INSTRUCTIONS TO FOLLOW: Show each line of the data below in which "this" occurs.

--- --- ---

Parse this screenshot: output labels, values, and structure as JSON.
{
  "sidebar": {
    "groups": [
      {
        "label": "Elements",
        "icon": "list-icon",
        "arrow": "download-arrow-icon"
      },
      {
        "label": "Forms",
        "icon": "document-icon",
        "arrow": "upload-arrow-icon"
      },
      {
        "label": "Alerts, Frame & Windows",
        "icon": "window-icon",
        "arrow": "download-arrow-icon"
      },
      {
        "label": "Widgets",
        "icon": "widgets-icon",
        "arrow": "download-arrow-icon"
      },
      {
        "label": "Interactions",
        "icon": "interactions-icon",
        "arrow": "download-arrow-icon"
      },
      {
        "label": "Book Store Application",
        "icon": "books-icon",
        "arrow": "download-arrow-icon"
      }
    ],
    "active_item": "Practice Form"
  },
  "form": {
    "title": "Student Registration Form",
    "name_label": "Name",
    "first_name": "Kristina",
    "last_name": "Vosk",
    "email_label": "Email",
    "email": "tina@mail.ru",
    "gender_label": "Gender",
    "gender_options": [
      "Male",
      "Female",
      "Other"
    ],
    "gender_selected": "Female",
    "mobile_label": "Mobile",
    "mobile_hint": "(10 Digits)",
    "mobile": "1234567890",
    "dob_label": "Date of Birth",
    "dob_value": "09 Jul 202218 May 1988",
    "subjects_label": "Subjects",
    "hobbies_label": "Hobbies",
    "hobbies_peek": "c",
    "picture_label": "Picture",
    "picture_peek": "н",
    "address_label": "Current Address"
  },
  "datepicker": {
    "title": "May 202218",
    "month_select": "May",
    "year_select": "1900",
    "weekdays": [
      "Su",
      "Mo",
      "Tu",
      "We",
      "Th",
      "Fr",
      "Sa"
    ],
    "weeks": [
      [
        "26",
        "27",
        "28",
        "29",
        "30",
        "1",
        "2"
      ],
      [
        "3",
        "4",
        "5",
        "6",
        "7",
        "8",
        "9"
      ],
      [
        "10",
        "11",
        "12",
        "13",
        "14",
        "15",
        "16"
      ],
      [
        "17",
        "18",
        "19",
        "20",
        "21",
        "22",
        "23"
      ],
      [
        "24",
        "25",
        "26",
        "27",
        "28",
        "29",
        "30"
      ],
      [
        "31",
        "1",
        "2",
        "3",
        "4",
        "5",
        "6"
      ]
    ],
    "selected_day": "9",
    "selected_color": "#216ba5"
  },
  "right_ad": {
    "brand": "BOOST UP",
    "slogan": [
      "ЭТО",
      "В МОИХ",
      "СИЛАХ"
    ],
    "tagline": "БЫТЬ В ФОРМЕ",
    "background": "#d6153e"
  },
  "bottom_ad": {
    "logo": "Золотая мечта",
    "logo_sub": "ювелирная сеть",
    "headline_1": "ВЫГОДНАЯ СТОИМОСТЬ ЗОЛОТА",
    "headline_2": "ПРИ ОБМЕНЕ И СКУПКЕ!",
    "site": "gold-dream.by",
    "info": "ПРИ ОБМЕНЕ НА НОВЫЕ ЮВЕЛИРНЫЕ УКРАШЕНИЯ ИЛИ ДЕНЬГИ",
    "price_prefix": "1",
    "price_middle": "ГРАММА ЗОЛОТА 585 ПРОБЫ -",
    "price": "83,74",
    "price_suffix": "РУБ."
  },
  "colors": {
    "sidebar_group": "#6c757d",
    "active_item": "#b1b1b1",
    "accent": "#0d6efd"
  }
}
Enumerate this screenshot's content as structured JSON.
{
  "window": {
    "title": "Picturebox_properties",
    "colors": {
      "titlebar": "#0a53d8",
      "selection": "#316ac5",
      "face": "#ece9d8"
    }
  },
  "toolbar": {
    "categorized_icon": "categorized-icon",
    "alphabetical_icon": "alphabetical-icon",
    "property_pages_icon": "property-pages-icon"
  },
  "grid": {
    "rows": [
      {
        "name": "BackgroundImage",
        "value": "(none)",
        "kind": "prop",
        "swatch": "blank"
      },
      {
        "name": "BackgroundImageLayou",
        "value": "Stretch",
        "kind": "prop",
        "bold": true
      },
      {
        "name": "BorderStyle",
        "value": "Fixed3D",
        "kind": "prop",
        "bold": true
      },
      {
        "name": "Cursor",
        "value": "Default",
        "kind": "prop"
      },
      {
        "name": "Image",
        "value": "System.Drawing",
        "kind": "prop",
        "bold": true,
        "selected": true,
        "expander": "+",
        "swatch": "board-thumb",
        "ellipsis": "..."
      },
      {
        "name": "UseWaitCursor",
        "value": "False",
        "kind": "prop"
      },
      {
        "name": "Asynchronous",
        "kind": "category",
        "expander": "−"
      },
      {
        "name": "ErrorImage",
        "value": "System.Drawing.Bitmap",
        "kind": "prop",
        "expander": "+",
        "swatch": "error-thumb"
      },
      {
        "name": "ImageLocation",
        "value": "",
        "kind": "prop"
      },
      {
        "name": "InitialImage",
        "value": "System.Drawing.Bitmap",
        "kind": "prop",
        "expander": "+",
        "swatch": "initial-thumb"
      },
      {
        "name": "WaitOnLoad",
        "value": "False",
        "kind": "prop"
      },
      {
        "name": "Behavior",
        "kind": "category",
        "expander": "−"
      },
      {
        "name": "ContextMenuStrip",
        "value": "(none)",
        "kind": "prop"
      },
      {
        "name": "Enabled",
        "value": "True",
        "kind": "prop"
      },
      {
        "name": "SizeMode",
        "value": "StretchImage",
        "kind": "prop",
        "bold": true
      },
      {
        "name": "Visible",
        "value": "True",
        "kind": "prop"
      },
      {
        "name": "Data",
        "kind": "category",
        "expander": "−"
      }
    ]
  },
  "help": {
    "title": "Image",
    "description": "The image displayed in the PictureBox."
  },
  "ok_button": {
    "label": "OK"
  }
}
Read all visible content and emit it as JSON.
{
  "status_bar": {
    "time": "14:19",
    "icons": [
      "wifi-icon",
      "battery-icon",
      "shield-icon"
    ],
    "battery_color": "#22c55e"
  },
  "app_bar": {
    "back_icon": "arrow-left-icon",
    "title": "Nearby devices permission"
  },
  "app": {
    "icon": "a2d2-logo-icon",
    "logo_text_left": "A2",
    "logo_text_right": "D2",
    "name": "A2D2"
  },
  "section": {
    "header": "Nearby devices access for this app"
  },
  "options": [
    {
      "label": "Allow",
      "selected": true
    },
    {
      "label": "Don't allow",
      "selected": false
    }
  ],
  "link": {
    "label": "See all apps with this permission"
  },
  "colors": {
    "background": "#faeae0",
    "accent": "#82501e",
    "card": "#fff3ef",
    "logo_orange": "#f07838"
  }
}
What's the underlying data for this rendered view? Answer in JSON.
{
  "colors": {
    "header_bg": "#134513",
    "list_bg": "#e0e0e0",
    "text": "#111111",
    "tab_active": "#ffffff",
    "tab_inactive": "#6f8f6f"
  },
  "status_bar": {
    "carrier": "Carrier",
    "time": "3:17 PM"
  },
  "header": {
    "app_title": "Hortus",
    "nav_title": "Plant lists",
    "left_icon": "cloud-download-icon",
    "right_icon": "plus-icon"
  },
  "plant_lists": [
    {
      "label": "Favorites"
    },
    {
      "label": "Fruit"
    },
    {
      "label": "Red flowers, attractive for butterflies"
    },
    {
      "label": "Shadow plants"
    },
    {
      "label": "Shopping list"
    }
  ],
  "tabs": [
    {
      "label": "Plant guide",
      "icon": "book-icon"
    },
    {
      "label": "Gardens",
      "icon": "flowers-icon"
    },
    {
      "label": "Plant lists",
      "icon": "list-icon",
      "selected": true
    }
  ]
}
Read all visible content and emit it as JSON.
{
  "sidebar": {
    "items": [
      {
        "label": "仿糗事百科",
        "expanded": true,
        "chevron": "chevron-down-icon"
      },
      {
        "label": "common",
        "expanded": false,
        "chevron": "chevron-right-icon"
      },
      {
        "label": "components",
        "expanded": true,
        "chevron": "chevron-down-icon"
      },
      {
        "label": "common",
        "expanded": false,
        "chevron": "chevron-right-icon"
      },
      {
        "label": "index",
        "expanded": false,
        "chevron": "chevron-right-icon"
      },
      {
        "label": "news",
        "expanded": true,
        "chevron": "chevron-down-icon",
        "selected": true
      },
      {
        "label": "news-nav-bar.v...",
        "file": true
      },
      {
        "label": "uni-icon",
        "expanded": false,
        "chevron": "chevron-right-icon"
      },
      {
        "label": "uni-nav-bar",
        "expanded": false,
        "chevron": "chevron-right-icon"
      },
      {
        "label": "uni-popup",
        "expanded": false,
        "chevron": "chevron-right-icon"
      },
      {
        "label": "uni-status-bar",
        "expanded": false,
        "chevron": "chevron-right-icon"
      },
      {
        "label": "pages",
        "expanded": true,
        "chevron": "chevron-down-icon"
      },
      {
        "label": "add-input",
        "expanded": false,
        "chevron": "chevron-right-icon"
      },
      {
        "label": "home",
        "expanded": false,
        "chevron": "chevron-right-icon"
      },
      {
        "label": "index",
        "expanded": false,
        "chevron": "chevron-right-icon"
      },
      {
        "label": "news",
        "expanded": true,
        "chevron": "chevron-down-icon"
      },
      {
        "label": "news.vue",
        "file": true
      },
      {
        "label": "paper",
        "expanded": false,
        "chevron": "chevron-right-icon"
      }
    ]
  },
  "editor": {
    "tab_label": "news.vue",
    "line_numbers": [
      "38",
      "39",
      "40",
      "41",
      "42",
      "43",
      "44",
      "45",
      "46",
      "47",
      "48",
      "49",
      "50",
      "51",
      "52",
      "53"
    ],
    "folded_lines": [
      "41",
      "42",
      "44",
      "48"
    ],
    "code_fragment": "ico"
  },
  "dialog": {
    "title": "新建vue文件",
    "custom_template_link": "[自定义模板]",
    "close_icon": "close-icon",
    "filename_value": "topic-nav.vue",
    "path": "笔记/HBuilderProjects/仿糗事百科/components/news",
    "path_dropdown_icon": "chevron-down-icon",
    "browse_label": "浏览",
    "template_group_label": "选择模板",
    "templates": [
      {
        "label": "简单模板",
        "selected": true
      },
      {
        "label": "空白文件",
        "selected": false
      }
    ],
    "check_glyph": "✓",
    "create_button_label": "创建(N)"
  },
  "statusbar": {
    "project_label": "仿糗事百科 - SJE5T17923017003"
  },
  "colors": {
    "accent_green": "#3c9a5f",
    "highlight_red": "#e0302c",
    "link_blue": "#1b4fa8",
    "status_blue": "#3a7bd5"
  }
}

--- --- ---

ANSWER TO THE PROBLEM:
Parse this screenshot: output labels, values, and structure as JSON.
Enumerate this screenshot's content as structured JSON.
    "header": "Nearby devices access for this app"
    "label": "See all apps with this permission"
What's the underlying data for this rendered view? Answer in JSON.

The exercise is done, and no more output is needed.